▶ _Instructions for the task_
Among the records that follow, find each line holding the word "left" and copy it.

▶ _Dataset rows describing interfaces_
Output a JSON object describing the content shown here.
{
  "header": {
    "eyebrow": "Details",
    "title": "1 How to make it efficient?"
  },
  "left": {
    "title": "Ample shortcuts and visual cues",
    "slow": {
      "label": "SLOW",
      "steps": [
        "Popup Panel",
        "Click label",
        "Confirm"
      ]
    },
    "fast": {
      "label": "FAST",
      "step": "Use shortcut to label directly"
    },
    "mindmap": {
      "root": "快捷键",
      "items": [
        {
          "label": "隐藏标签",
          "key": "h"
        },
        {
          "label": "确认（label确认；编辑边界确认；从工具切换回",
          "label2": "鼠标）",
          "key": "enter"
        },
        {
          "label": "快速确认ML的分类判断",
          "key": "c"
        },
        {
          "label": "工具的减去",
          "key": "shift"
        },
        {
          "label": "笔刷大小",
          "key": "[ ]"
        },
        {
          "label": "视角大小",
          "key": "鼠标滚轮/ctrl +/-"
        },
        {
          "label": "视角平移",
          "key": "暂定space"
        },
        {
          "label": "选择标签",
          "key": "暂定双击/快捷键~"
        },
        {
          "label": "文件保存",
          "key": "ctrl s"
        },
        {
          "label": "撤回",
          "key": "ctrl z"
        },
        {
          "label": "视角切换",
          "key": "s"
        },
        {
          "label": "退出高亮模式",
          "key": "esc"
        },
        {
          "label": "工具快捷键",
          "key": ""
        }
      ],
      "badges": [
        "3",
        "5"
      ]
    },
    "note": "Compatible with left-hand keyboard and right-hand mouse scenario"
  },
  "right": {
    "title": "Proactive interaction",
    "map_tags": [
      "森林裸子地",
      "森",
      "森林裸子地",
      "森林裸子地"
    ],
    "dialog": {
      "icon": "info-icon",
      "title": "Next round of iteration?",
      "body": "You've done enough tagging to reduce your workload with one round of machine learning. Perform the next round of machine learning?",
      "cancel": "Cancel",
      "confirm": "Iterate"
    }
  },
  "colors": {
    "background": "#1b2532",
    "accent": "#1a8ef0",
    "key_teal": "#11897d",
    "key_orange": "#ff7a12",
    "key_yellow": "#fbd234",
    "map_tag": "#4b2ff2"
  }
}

▶ _Response_
  "left": {
    "note": "Compatible with left-hand keyboard and right-hand mouse scenario"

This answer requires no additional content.